__WHAT IS REQUIRED__: In the copy, include no pictures. Reproduce the rest of the entries exactly.

__AVAILABLE DATA__:
++++

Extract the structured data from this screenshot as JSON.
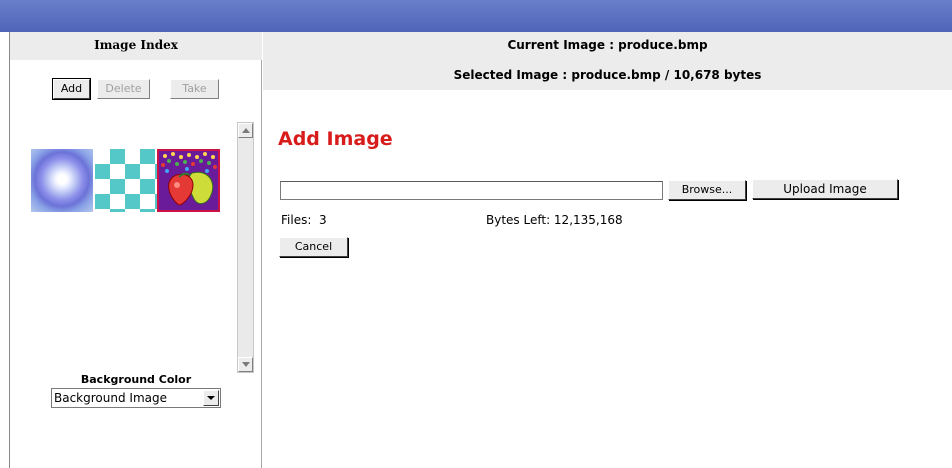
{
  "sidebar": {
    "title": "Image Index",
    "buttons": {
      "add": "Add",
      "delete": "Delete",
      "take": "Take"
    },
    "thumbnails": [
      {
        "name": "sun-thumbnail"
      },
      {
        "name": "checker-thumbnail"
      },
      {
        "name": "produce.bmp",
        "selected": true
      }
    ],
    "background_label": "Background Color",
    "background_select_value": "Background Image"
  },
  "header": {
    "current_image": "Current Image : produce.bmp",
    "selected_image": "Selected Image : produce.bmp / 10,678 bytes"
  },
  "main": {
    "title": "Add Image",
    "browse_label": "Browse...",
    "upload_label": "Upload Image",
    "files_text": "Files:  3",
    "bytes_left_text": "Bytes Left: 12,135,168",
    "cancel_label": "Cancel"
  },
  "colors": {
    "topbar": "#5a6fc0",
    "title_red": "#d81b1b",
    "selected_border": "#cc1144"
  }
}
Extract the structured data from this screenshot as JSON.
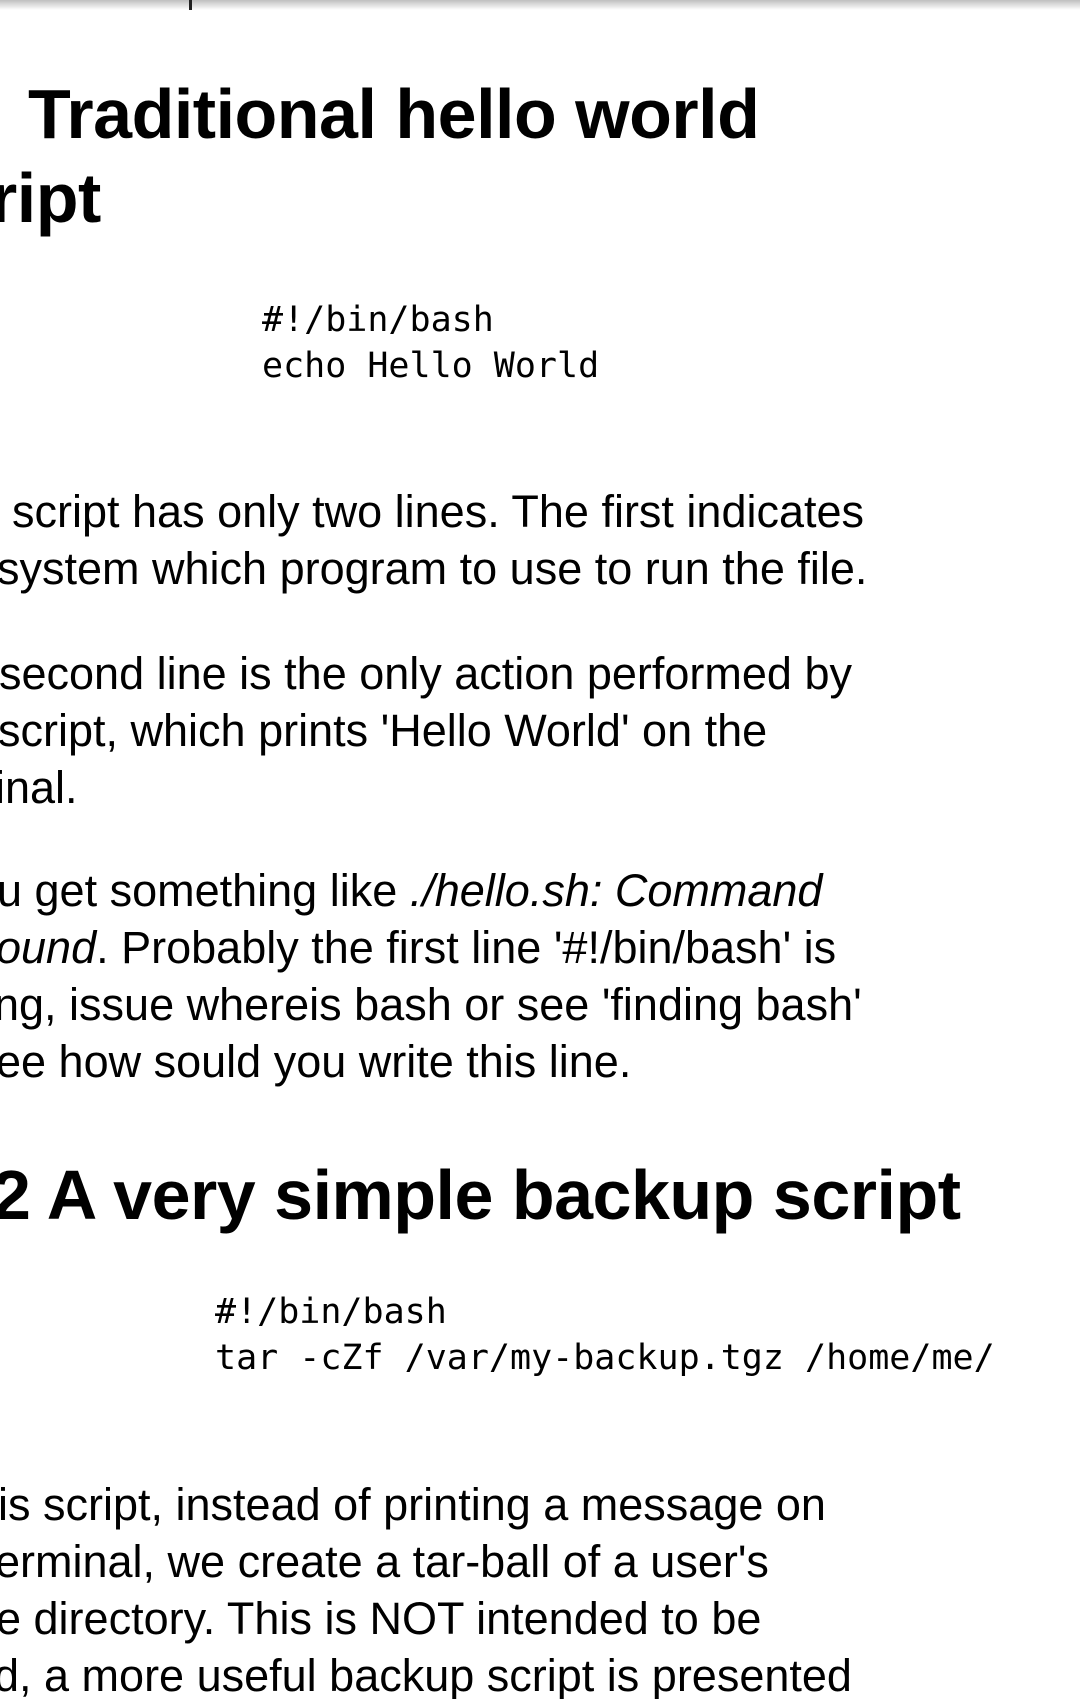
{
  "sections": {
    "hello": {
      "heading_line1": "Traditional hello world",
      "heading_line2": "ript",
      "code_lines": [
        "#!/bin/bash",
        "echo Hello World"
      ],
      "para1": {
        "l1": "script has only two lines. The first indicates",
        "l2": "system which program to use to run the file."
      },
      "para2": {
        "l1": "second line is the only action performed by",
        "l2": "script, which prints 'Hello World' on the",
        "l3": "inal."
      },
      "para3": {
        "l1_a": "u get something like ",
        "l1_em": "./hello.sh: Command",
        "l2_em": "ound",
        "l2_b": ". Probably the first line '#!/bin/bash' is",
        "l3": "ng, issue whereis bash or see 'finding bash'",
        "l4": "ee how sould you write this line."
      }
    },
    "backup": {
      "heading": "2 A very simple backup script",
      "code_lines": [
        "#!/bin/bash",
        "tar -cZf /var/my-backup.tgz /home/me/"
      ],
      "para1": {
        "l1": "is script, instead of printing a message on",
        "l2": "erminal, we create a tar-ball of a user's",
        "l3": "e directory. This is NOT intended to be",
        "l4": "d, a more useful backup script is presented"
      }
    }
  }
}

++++

__ANSWER SECTION__:
Extract the structured data from this screenshot as JSON.
{
  "sidebar": {
    "title": "Image Index",
    "buttons": {
      "add": "Add",
      "delete": "Delete",
      "take": "Take"
    },
    "thumbnails": [
      {
        "name": "sun-thumbnail"
      },
      {
        "name": "checker-thumbnail"
      },
      {
        "name": "produce.bmp",
        "selected": true
      }
    ],
    "background_label": "Background Color",
    "background_select_value": "Background Image"
  },
  "header": {
    "current_image": "Current Image : produce.bmp",
    "selected_image": "Selected Image : produce.bmp / 10,678 bytes"
  },
  "main": {
    "title": "Add Image",
    "browse_label": "Browse...",
    "upload_label": "Upload Image",
    "files_text": "Files:  3",
    "bytes_left_text": "Bytes Left: 12,135,168",
    "cancel_label": "Cancel"
  },
  "colors": {
    "topbar": "#5a6fc0",
    "title_red": "#d81b1b",
    "selected_border": "#cc1144"
  }
}
Extract the structured data from this screenshot as JSON.
{
  "sections": {
    "hello": {
      "heading_line1": "Traditional hello world",
      "heading_line2": "ript",
      "code_lines": [
        "#!/bin/bash",
        "echo Hello World"
      ],
      "para1": {
        "l1": "script has only two lines. The first indicates",
        "l2": "system which program to use to run the file."
      },
      "para2": {
        "l1": "second line is the only action performed by",
        "l2": "script, which prints 'Hello World' on the",
        "l3": "inal."
      },
      "para3": {
        "l1_a": "u get something like ",
        "l1_em": "./hello.sh: Command",
        "l2_em": "ound",
        "l2_b": ". Probably the first line '#!/bin/bash' is",
        "l3": "ng, issue whereis bash or see 'finding bash'",
        "l4": "ee how sould you write this line."
      }
    },
    "backup": {
      "heading": "2 A very simple backup script",
      "code_lines": [
        "#!/bin/bash",
        "tar -cZf /var/my-backup.tgz /home/me/"
      ],
      "para1": {
        "l1": "is script, instead of printing a message on",
        "l2": "erminal, we create a tar-ball of a user's",
        "l3": "e directory. This is NOT intended to be",
        "l4": "d, a more useful backup script is presented"
      }
    }
  }
}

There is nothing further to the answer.